* [Items from a dataset]:
◆ ◆ ◆ ◆

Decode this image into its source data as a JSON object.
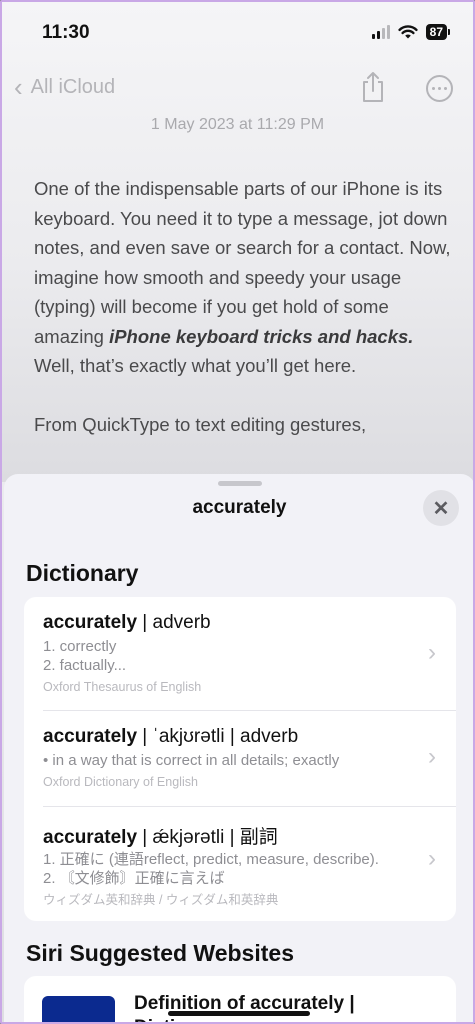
{
  "status_bar": {
    "time": "11:30",
    "battery": "87"
  },
  "nav": {
    "back_label": "All iCloud",
    "share_icon": "share-icon",
    "more_icon": "ellipsis-circle-icon"
  },
  "note": {
    "date": "1 May 2023 at 11:29 PM",
    "paragraph1_start": "One of the indispensable parts of our iPhone is its keyboard. You need it to type a message, jot down notes, and even save or search for a contact. Now, imagine how smooth and speedy your usage (typing) will become if you get hold of some amazing ",
    "paragraph1_bold": "iPhone keyboard tricks and hacks.",
    "paragraph1_end": " Well, that’s exactly what you’ll get here.",
    "paragraph2": "From QuickType to text editing gestures,"
  },
  "sheet": {
    "title": "accurately",
    "close_icon": "close-icon",
    "dictionary_heading": "Dictionary",
    "entries": [
      {
        "word": "accurately",
        "separator": " | ",
        "info": "adverb",
        "lines": [
          "1. correctly",
          "2. factually..."
        ],
        "source": "Oxford Thesaurus of English"
      },
      {
        "word": "accurately",
        "separator": " | ",
        "info": "ˈakjʊrətli  |  adverb",
        "lines": [
          "• in a way that is correct in all details; exactly"
        ],
        "source": "Oxford Dictionary of English"
      },
      {
        "word": "accurately",
        "separator": " | ",
        "info": "ǽkjərətli  |  副詞",
        "lines": [
          "1. 正確に (連語reflect, predict, measure, describe).",
          "2. 〘文修飾〙正確に言えば"
        ],
        "source": "ウィズダム英和辞典 / ウィズダム和英辞典"
      }
    ],
    "websites_heading": "Siri Suggested Websites",
    "website": {
      "title": "Definition of accurately | Dictionary.com"
    }
  },
  "colors": {
    "accent_purple_border": "#c9a8e6",
    "thumb_blue": "#0b2a8f"
  }
}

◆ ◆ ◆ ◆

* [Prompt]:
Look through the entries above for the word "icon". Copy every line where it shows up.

* [Response area]:
    "share_icon": "share-icon",
    "more_icon": "ellipsis-circle-icon"
    "close_icon": "close-icon",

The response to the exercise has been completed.